Private Companies Increasing Risk as Their Scope Widens

Competition is the name of the game in American business, and staying competitive means taking some calculated risks. Everyday, more privately held companies are choosing to take those risks by entering areas that were once considered the exclusive turf of large corporations. Of course, as these smaller players enter the arena of the big leagues, they find themselves part of another once exclusive domain of the large corporation – the liability lawsuit. Add workplace fraud and extortion to the mix, and you can’t tell the players apart without a scorecard.

The existence of this brave, new world of small business is revealed in data presented by the 2005 Chubb Private Company Risk Survey. The data showed that 67% of the private companies surveyed are planning to enlarge the scope of their product offerings, while 20% plan to reduce employee benefits, 21% plan to eliminate workers, 18% plan to take on an outside board member, 27% plan a significant acquisition, and 31% plan to outsource some part of their operations.

Despite their newfound need to push the envelope, amazingly enough, 33% of private companies questioned do not plan to purchase any type of management liability insurance such as directors’ and officers’ liability, employment practices liability, fiduciary liability, errors and omissions, crime, kidnap/ransom and extortion, and/or workplace violence.
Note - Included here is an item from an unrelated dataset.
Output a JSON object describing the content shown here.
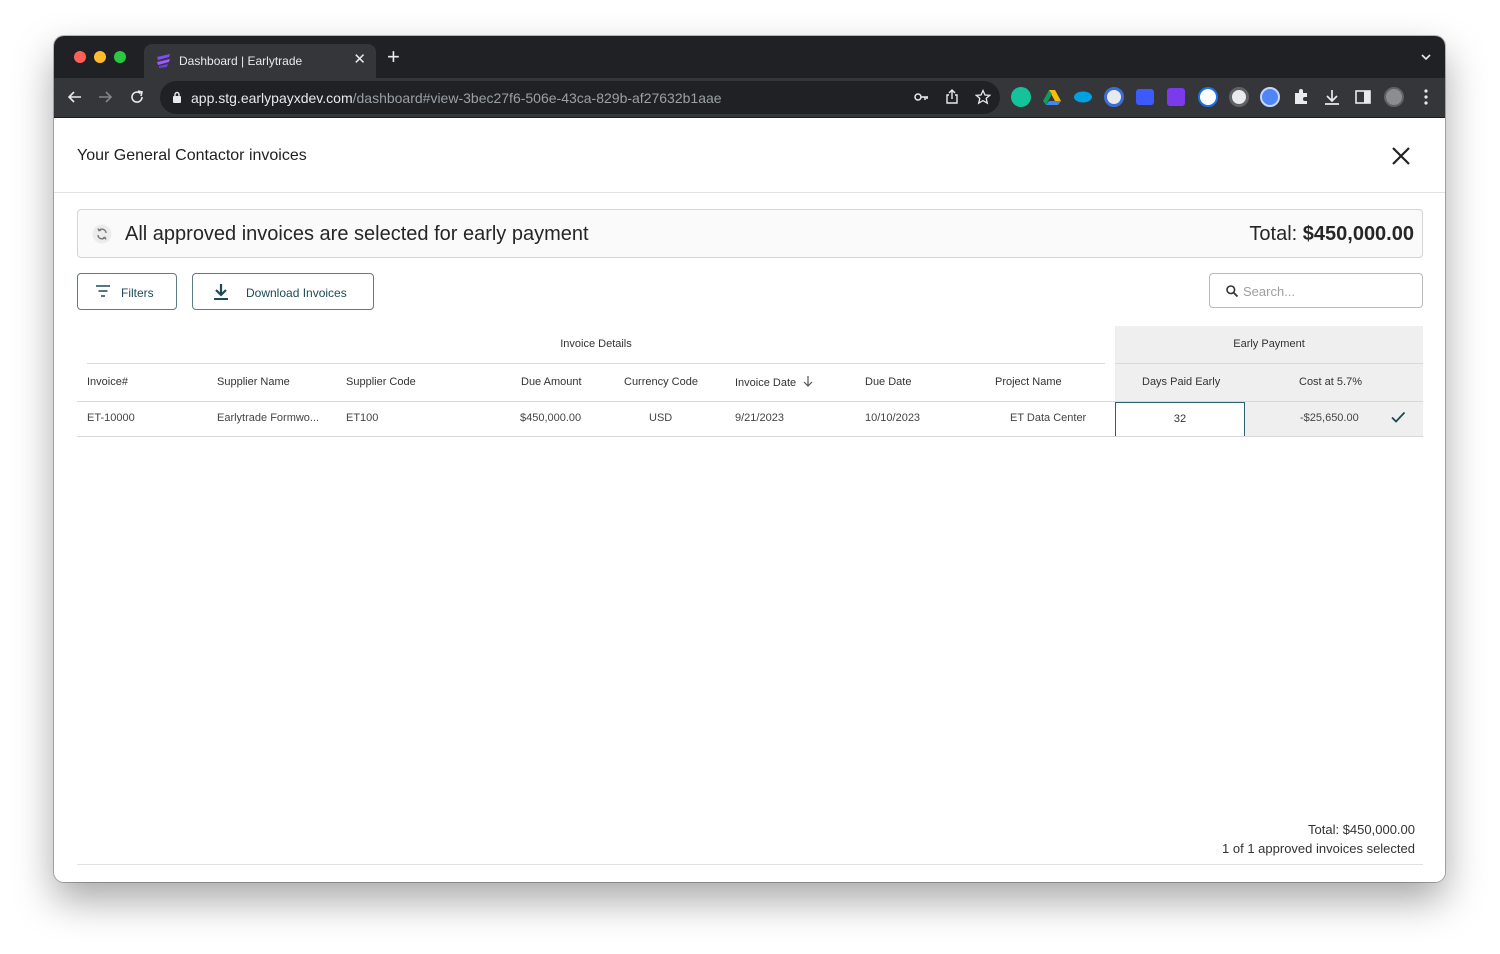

The two major reasons given for not obtaining coverage were that they didn’t see a need, or they felt there was an extremely low risk of the company encountering a problem. High hopes aside, about two-thirds of the private companies responding to the survey had experienced some management liability situation within the past five years, primarily in the areas of employment practices liability, directors’ and officers’ liability and workplace crime. The 161 companies that admitted to having been a defendant in an employment practices liability lawsuit or Equal Employment Opportunity Commission charge faced an average cost of $1.1 million. Companies that were victims of stolen company funds, equipment, inventory or merchandise saw an average loss of $348,000.

Most of the private companies polled indicated that they had tried to implement business practices that would mitigate risk from a liability lawsuit or crime:

  • 9 out of 10 companies have a written policy regarding employment discrimination and sexual harassment;
  • 73% have policies, procedures and training programs regarding loss prevention;
  • 64% provide employment discrimination and/or sexual harassment training to their employees;
  • Approximately three out of four companies use contracts in dealings with third-party clients;
  • 71% use employee background checks;
  • 44% have a written corporate governance program;
  • 24% have implemented corporate governance rules under the Sarbanes-Oxley Act.

Despite their previously utopian outlook, many executives of these surveyed companies realize that they are entering into much more turbulent waters: 43% indicated concern about a possible lawsuit over termination, discrimination or sexual harassment in the year ahead. However, only 33% of these companies protected themselves by purchasing employment practices liability insurance. The unfortunate conclusions drawn from this data seem to show that companies most vulnerable to a liability lawsuit or crime are the least likely to purchase any type of liability coverage.